● **What to work on**: Return, from the data below, each line that contains the word "expanded".

● **Dataset rows describing interfaces**:
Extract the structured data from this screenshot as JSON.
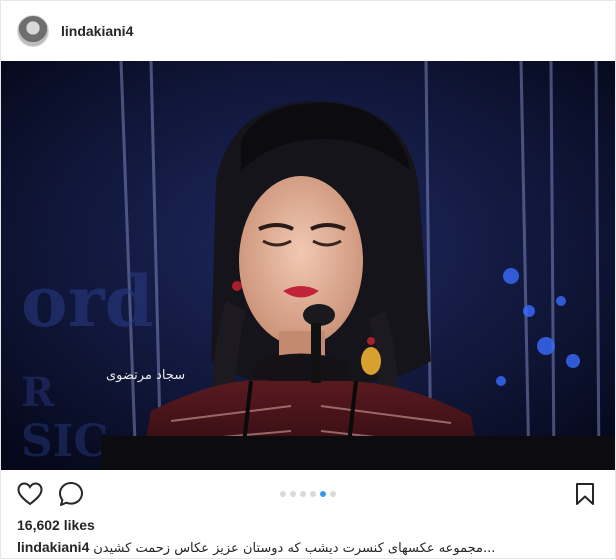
{
  "post": {
    "username": "lindakiani4",
    "likes_text": "16,602 likes",
    "caption": {
      "username": "lindakiani4",
      "text": "...مجموعه عکسهای کنسرت دیشب که دوستان عزیز عکاس زحمت کشیدن"
    },
    "carousel": {
      "total": 6,
      "active_index": 4
    },
    "photo": {
      "watermark_text": "سجاد مرتضوی",
      "background_text": "ord",
      "background_text_2": "R",
      "background_text_3": "SIC"
    }
  },
  "icons": {
    "like": "heart-icon",
    "comment": "speech-bubble-icon",
    "save": "bookmark-icon"
  },
  "colors": {
    "accent": "#3897f0",
    "text": "#262626",
    "border": "#e6e6e6"
  }
}
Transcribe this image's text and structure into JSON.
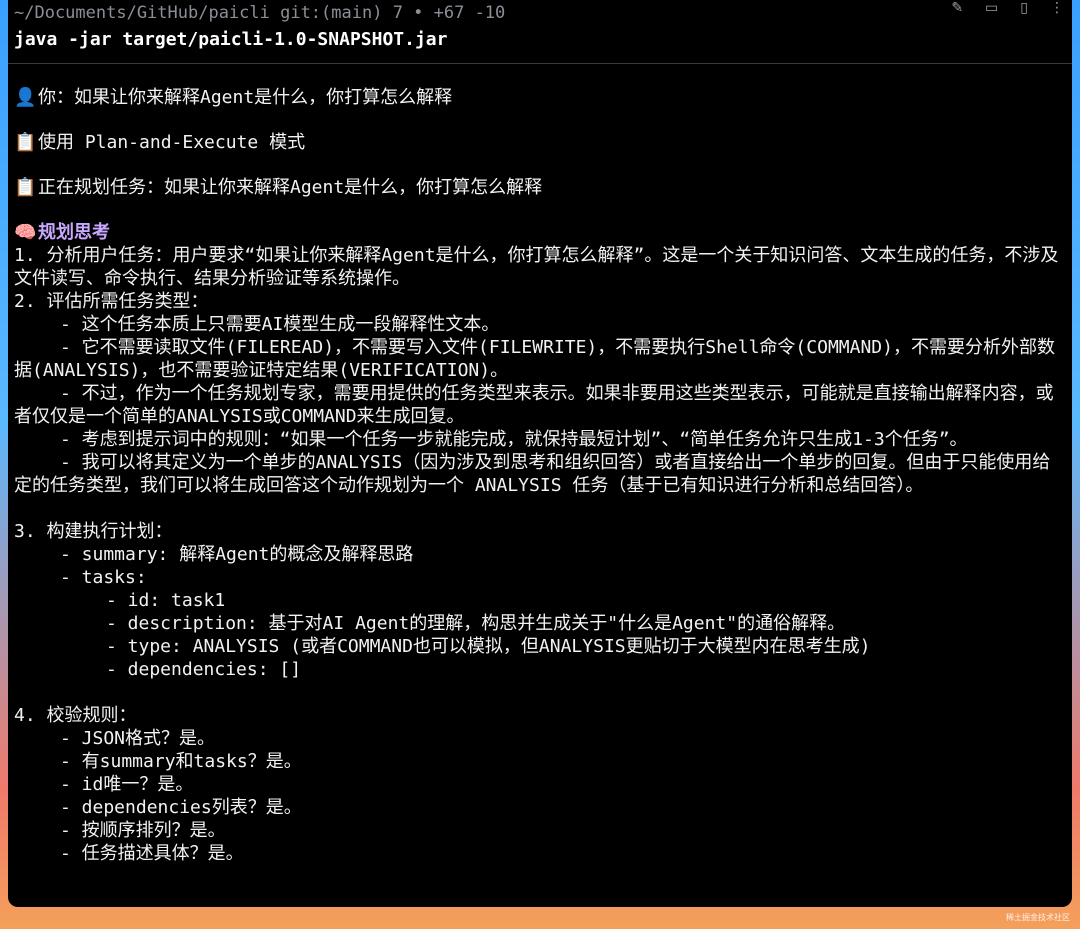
{
  "terminal": {
    "prompt": "~/Documents/GitHub/paicli git:(main) 7 • +67 -10",
    "command": "java -jar target/paicli-1.0-SNAPSHOT.jar",
    "toolbar_icons": [
      "pen-icon",
      "folder-icon",
      "battery-icon",
      "more-icon"
    ]
  },
  "messages": {
    "user": "你：如果让你来解释Agent是什么，你打算怎么解释",
    "mode": "使用 Plan-and-Execute 模式",
    "planning": "正在规划任务：如果让你来解释Agent是什么，你打算怎么解释",
    "think_heading": "规划思考"
  },
  "thinking": {
    "step1": "1. 分析用户任务：用户要求“如果让你来解释Agent是什么，你打算怎么解释”。这是一个关于知识问答、文本生成的任务，不涉及文件读写、命令执行、结果分析验证等系统操作。",
    "step2_title": "2. 评估所需任务类型：",
    "step2_items": [
      "- 这个任务本质上只需要AI模型生成一段解释性文本。",
      "- 它不需要读取文件(FILEREAD)，不需要写入文件(FILEWRITE)，不需要执行Shell命令(COMMAND)，不需要分析外部数据(ANALYSIS)，也不需要验证特定结果(VERIFICATION)。",
      "- 不过，作为一个任务规划专家，需要用提供的任务类型来表示。如果非要用这些类型表示，可能就是直接输出解释内容，或者仅仅是一个简单的ANALYSIS或COMMAND来生成回复。",
      "- 考虑到提示词中的规则：“如果一个任务一步就能完成，就保持最短计划”、“简单任务允许只生成1-3个任务”。",
      "- 我可以将其定义为一个单步的ANALYSIS（因为涉及到思考和组织回答）或者直接给出一个单步的回复。但由于只能使用给定的任务类型，我们可以将生成回答这个动作规划为一个 ANALYSIS 任务（基于已有知识进行分析和总结回答）。"
    ],
    "step3_title": "3. 构建执行计划：",
    "step3_summary": "- summary: 解释Agent的概念及解释思路",
    "step3_tasks": "- tasks:",
    "step3_task_fields": [
      "- id: task1",
      "- description: 基于对AI Agent的理解，构思并生成关于\"什么是Agent\"的通俗解释。",
      "- type: ANALYSIS (或者COMMAND也可以模拟，但ANALYSIS更贴切于大模型内在思考生成)",
      "- dependencies: []"
    ],
    "step4_title": "4. 校验规则：",
    "step4_items": [
      "- JSON格式？是。",
      "- 有summary和tasks？是。",
      "- id唯一？是。",
      "- dependencies列表？是。",
      "- 按顺序排列？是。",
      "- 任务描述具体？是。"
    ]
  },
  "watermark": "稀土掘金技术社区"
}
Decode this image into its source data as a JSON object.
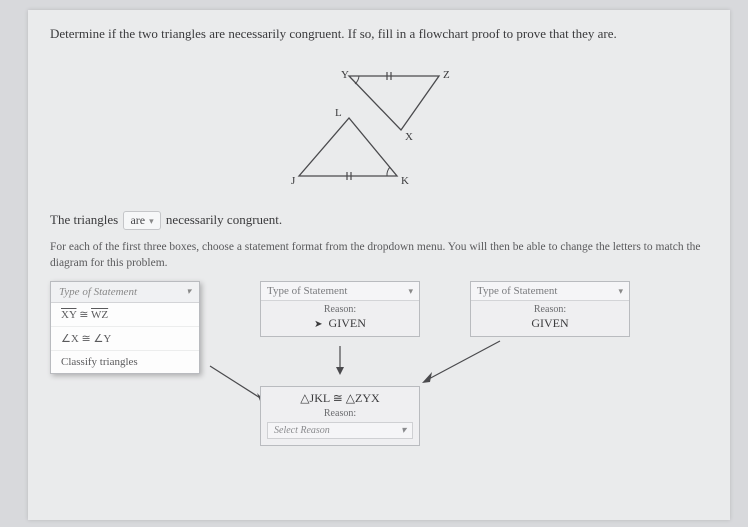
{
  "prompt": "Determine if the two triangles are necessarily congruent. If so, fill in a flowchart proof to prove that they are.",
  "diagram": {
    "points_upper": [
      "Y",
      "Z",
      "X"
    ],
    "points_lower": [
      "J",
      "L",
      "K"
    ]
  },
  "sentence": {
    "prefix": "The triangles",
    "dd_value": "are",
    "suffix": "necessarily congruent."
  },
  "instructions": "For each of the first three boxes, choose a statement format from the dropdown menu. You will then be able to change the letters to match the diagram for this problem.",
  "dropdown": {
    "header": "Type of Statement",
    "options": [
      "XY ≅ WZ",
      "∠X ≅ ∠Y",
      "Classify triangles"
    ]
  },
  "box2": {
    "type_label": "Type of Statement",
    "reason_label": "Reason:",
    "reason_value": "GIVEN"
  },
  "box3": {
    "type_label": "Type of Statement",
    "reason_label": "Reason:",
    "reason_value": "GIVEN"
  },
  "conclusion": {
    "statement": "△JKL ≅ △ZYX",
    "reason_label": "Reason:",
    "select_placeholder": "Select Reason"
  }
}
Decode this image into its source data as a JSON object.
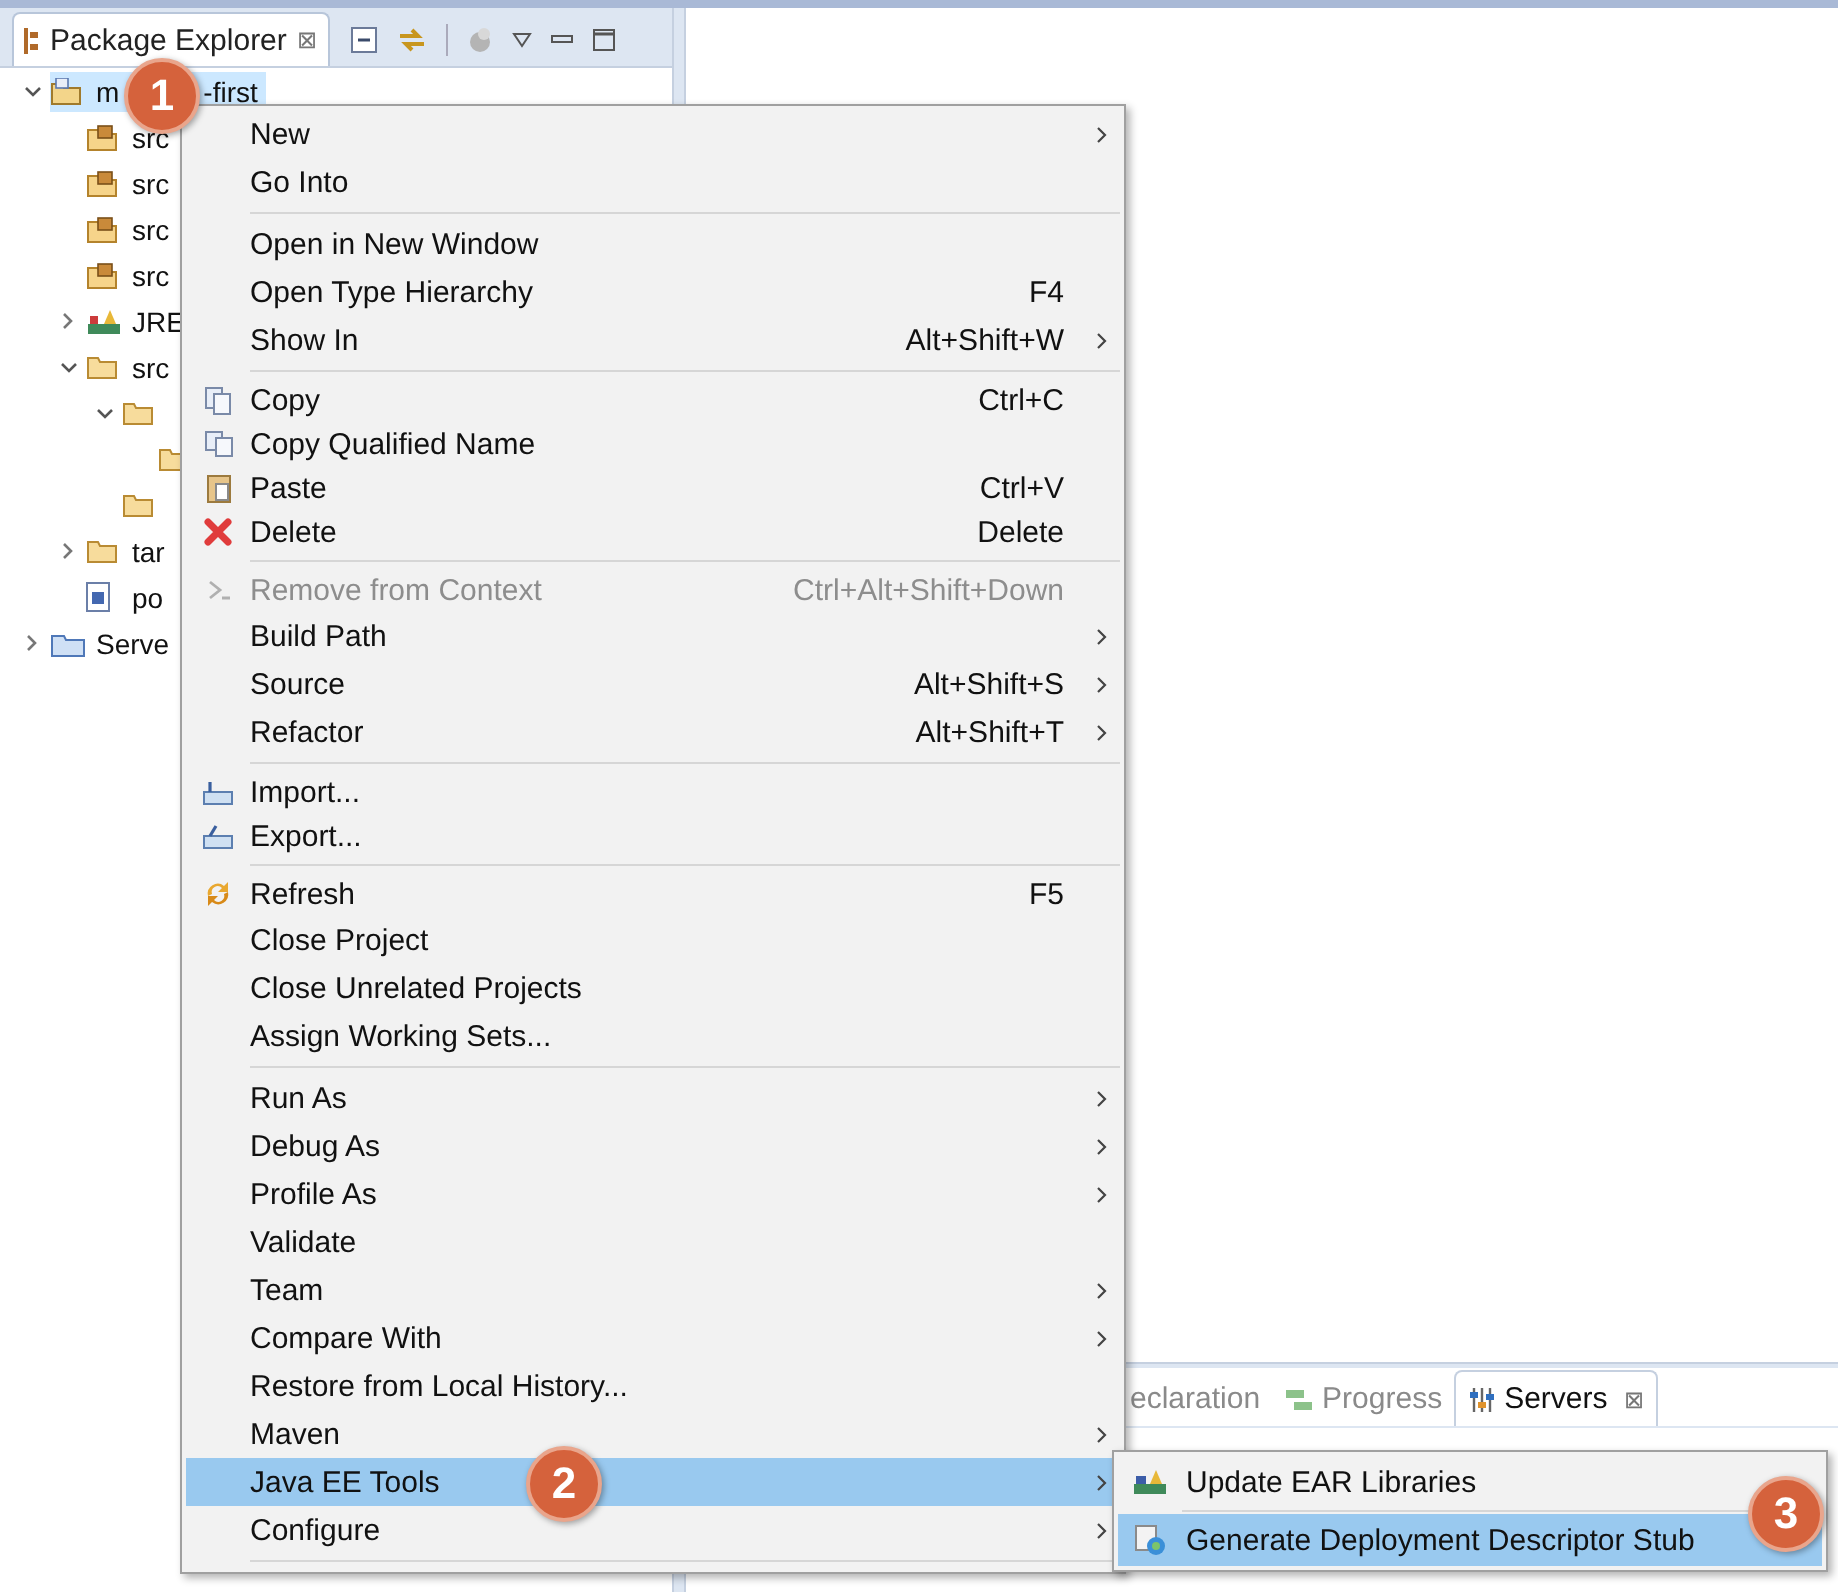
{
  "package_explorer": {
    "tab": {
      "title": "Package Explorer",
      "close": "⊠"
    },
    "tree": [
      {
        "label_parts": [
          "m",
          "-first"
        ],
        "kind": "project",
        "expanded": true,
        "selected": true,
        "children": [
          {
            "label_parts": [
              "src"
            ],
            "kind": "package-folder",
            "selected": false
          },
          {
            "label_parts": [
              "src"
            ],
            "kind": "package-folder",
            "selected": false
          },
          {
            "label_parts": [
              "src"
            ],
            "kind": "package-folder",
            "selected": false
          },
          {
            "label_parts": [
              "src"
            ],
            "kind": "package-folder",
            "selected": false
          },
          {
            "label_parts": [
              "JRE"
            ],
            "kind": "library",
            "expanded": false,
            "selected": false
          },
          {
            "label_parts": [
              "src"
            ],
            "kind": "folder",
            "expanded": true,
            "selected": false,
            "children": [
              {
                "kind": "folder",
                "expanded": true,
                "selected": false,
                "children": [
                  {
                    "kind": "folder",
                    "selected": false
                  }
                ]
              },
              {
                "kind": "folder",
                "selected": false
              }
            ]
          },
          {
            "label_parts": [
              "tar"
            ],
            "kind": "folder",
            "expanded": false,
            "selected": false
          },
          {
            "label_parts": [
              "po"
            ],
            "kind": "maven-file",
            "selected": false
          }
        ]
      },
      {
        "label_parts": [
          "Serve"
        ],
        "kind": "servers-folder",
        "expanded": false,
        "selected": false
      }
    ]
  },
  "context_menu": [
    {
      "kind": "plain",
      "label": "New",
      "submenu": true,
      "disabled": false,
      "selected": false
    },
    {
      "kind": "plain",
      "label": "Go Into",
      "submenu": false,
      "disabled": false,
      "selected": false
    },
    {
      "kind": "separator"
    },
    {
      "kind": "plain",
      "label": "Open in New Window",
      "submenu": false,
      "disabled": false,
      "selected": false
    },
    {
      "kind": "plain",
      "label": "Open Type Hierarchy",
      "shortcut": "F4",
      "submenu": false,
      "disabled": false,
      "selected": false
    },
    {
      "kind": "plain",
      "label": "Show In",
      "shortcut": "Alt+Shift+W",
      "submenu": true,
      "disabled": false,
      "selected": false
    },
    {
      "kind": "separator"
    },
    {
      "kind": "copy",
      "label": "Copy",
      "shortcut": "Ctrl+C",
      "submenu": false,
      "disabled": false,
      "selected": false
    },
    {
      "kind": "copy-qualified",
      "label": "Copy Qualified Name",
      "submenu": false,
      "disabled": false,
      "selected": false
    },
    {
      "kind": "paste",
      "label": "Paste",
      "shortcut": "Ctrl+V",
      "submenu": false,
      "disabled": false,
      "selected": false
    },
    {
      "kind": "delete",
      "label": "Delete",
      "shortcut": "Delete",
      "submenu": false,
      "disabled": false,
      "selected": false
    },
    {
      "kind": "separator"
    },
    {
      "kind": "remove-context",
      "label": "Remove from Context",
      "shortcut": "Ctrl+Alt+Shift+Down",
      "submenu": false,
      "disabled": true,
      "selected": false
    },
    {
      "kind": "plain",
      "label": "Build Path",
      "submenu": true,
      "disabled": false,
      "selected": false
    },
    {
      "kind": "plain",
      "label": "Source",
      "shortcut": "Alt+Shift+S",
      "submenu": true,
      "disabled": false,
      "selected": false
    },
    {
      "kind": "plain",
      "label": "Refactor",
      "shortcut": "Alt+Shift+T",
      "submenu": true,
      "disabled": false,
      "selected": false
    },
    {
      "kind": "separator"
    },
    {
      "kind": "import",
      "label": "Import...",
      "submenu": false,
      "disabled": false,
      "selected": false
    },
    {
      "kind": "export",
      "label": "Export...",
      "submenu": false,
      "disabled": false,
      "selected": false
    },
    {
      "kind": "separator"
    },
    {
      "kind": "refresh",
      "label": "Refresh",
      "shortcut": "F5",
      "submenu": false,
      "disabled": false,
      "selected": false
    },
    {
      "kind": "plain",
      "label": "Close Project",
      "submenu": false,
      "disabled": false,
      "selected": false
    },
    {
      "kind": "plain",
      "label": "Close Unrelated Projects",
      "submenu": false,
      "disabled": false,
      "selected": false
    },
    {
      "kind": "plain",
      "label": "Assign Working Sets...",
      "submenu": false,
      "disabled": false,
      "selected": false
    },
    {
      "kind": "separator"
    },
    {
      "kind": "plain",
      "label": "Run As",
      "submenu": true,
      "disabled": false,
      "selected": false
    },
    {
      "kind": "plain",
      "label": "Debug As",
      "submenu": true,
      "disabled": false,
      "selected": false
    },
    {
      "kind": "plain",
      "label": "Profile As",
      "submenu": true,
      "disabled": false,
      "selected": false
    },
    {
      "kind": "plain",
      "label": "Validate",
      "submenu": false,
      "disabled": false,
      "selected": false
    },
    {
      "kind": "plain",
      "label": "Team",
      "submenu": true,
      "disabled": false,
      "selected": false
    },
    {
      "kind": "plain",
      "label": "Compare With",
      "submenu": true,
      "disabled": false,
      "selected": false
    },
    {
      "kind": "plain",
      "label": "Restore from Local History...",
      "submenu": false,
      "disabled": false,
      "selected": false
    },
    {
      "kind": "plain",
      "label": "Maven",
      "submenu": true,
      "disabled": false,
      "selected": false
    },
    {
      "kind": "plain",
      "label": "Java EE Tools",
      "submenu": true,
      "disabled": false,
      "selected": true
    },
    {
      "kind": "plain",
      "label": "Configure",
      "submenu": true,
      "disabled": false,
      "selected": false
    },
    {
      "kind": "separator"
    }
  ],
  "submenu": [
    {
      "kind": "ear-libraries",
      "label": "Update EAR Libraries",
      "submenu": false,
      "disabled": false,
      "selected": false
    },
    {
      "kind": "separator"
    },
    {
      "kind": "deployment-descriptor",
      "label": "Generate Deployment Descriptor Stub",
      "submenu": false,
      "disabled": false,
      "selected": true
    }
  ],
  "bottom_panel": {
    "tabs": [
      {
        "label": "eclaration",
        "kind": "plain",
        "selected": false
      },
      {
        "label": "Progress",
        "kind": "progress",
        "selected": false
      },
      {
        "label": "Servers",
        "kind": "servers",
        "close": "⊠",
        "selected": true
      }
    ]
  },
  "step_badges": [
    "1",
    "2",
    "3"
  ]
}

● **Final answer**:
        "expanded": true,
            "expanded": false,
            "expanded": true,
                "expanded": true,
            "expanded": false,
        "expanded": false,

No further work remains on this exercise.